Understanding Snowmobiling OWI Laws In WI
Snowmobiling OWI Laws In WI: What You Need To Know
Did you know that Wisconsin’s drunk driving laws apply to off-road and recreational vehicles as well as traditional cars, trucks, and motorcycles? Yes, you can get pulled over and charged with Operating While Intoxicated (OWI) while driving your boat, ATV, or snowmobile in WI.
With winter in full swing here, we thought it would be a good time to go over snowmobiling OWI laws in WI.
Snowmobiling OWI Laws In WI Are Far-Reaching
Wisconsin has a stringent set of snowmobile laws, which include a prohibition against operating the machines while intoxicated. Snowmobiling laws are enforced by the DNR and dictate:
- It is illegal to operate a snowmobile under the influence of alcohol or drugs while on public property such as trails, routes, lakes/rivers or corridors. The same driving laws that apply to public roadways apply to snowmobile operation on public lands.
- Wisconsin’s blood alcohol concentration (BAC) limit is 0.08%.
- By using public lands, you automatically provide consent to provide a breath or blood sample if an officer has probable cause to believe you are intoxicated.
Things are a little different if you are operating the snowmobile on private property. In that case, you do not have to submit to a breathalyzer or a blood test unless another criminal offense has occurred.
In either situation, snowmobile OWI infractions do not affect your driver’s license or show up on your driving record.
Fines And Penalties
Snowmobiling OWIs do come with their own set of fines and penalties. Fines can range from $125.00 to $2,000 depending on the circumstances and if you have had any prior infractions. You can also have your privilege to operate a snowmobile revoked if you are found to be exceedingly negligent or reckless.
In recent years, there has been a push to enact more restrictive snowmobiling OWI laws in WI, changing the regulations to be more like automobile OWI laws and pushing for cross-jurisdiction tracking of OWI offenses so OWIs for snowmobiling, boating, or ATVs would show up on your driver’s license. So far, none of these bills have passed
Fight OWI Charges With Help From Our Madison Criminal Defense Attorneys
Despite increased awareness and enforcement, or perhaps because of it, accidents and arrests related to snowmobiling while intoxicated remain high. That doesn’t mean the arrest is justified, however.
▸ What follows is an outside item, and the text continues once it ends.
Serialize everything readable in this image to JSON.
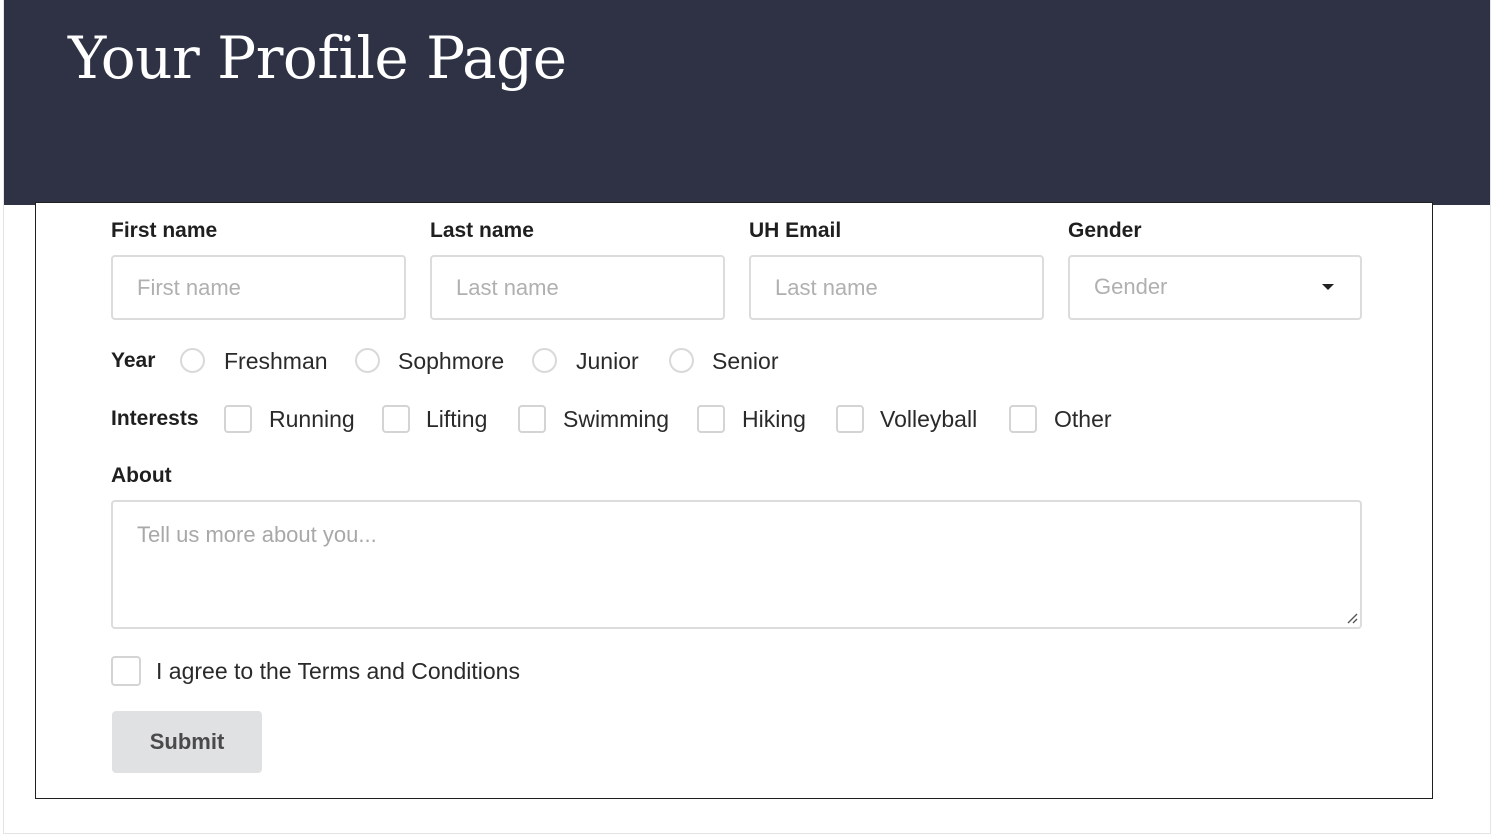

If you have been charged with OWI while snowmobiling, contact the criminal defense attorneys at Madison’s Eisenberg Law Offices for a free consultation.
Contact our criminal defense attorneys at 608-256-8356 or request a consultation online to discuss your situation.